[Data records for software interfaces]

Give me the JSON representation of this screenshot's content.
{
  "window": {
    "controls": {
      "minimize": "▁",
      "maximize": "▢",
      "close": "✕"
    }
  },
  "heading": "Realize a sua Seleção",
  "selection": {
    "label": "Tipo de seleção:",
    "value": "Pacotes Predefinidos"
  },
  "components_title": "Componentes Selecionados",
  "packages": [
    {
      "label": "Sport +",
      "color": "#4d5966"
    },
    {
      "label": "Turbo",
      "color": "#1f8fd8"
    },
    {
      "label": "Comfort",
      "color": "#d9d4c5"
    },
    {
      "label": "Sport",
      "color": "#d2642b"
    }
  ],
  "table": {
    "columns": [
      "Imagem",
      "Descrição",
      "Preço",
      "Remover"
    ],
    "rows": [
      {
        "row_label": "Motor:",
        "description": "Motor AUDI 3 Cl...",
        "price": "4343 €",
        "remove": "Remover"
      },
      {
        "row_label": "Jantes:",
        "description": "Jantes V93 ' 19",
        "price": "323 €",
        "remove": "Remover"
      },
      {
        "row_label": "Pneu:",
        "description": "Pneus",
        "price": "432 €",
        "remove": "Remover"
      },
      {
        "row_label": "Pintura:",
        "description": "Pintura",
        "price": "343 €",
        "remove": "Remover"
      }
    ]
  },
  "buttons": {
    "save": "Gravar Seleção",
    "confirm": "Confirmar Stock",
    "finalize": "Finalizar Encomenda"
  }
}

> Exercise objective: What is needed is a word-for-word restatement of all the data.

> Solution to the problem:
Give me the JSON representation of this screenshot's content.
{
  "window": {
    "controls": {
      "minimize": "▁",
      "maximize": "▢",
      "close": "✕"
    }
  },
  "heading": "Realize a sua Seleção",
  "selection": {
    "label": "Tipo de seleção:",
    "value": "Pacotes Predefinidos"
  },
  "components_title": "Componentes Selecionados",
  "packages": [
    {
      "label": "Sport +",
      "color": "#4d5966"
    },
    {
      "label": "Turbo",
      "color": "#1f8fd8"
    },
    {
      "label": "Comfort",
      "color": "#d9d4c5"
    },
    {
      "label": "Sport",
      "color": "#d2642b"
    }
  ],
  "table": {
    "columns": [
      "Imagem",
      "Descrição",
      "Preço",
      "Remover"
    ],
    "rows": [
      {
        "row_label": "Motor:",
        "description": "Motor AUDI 3 Cl...",
        "price": "4343 €",
        "remove": "Remover"
      },
      {
        "row_label": "Jantes:",
        "description": "Jantes V93 ' 19",
        "price": "323 €",
        "remove": "Remover"
      },
      {
        "row_label": "Pneu:",
        "description": "Pneus",
        "price": "432 €",
        "remove": "Remover"
      },
      {
        "row_label": "Pintura:",
        "description": "Pintura",
        "price": "343 €",
        "remove": "Remover"
      }
    ]
  },
  "buttons": {
    "save": "Gravar Seleção",
    "confirm": "Confirmar Stock",
    "finalize": "Finalizar Encomenda"
  }
}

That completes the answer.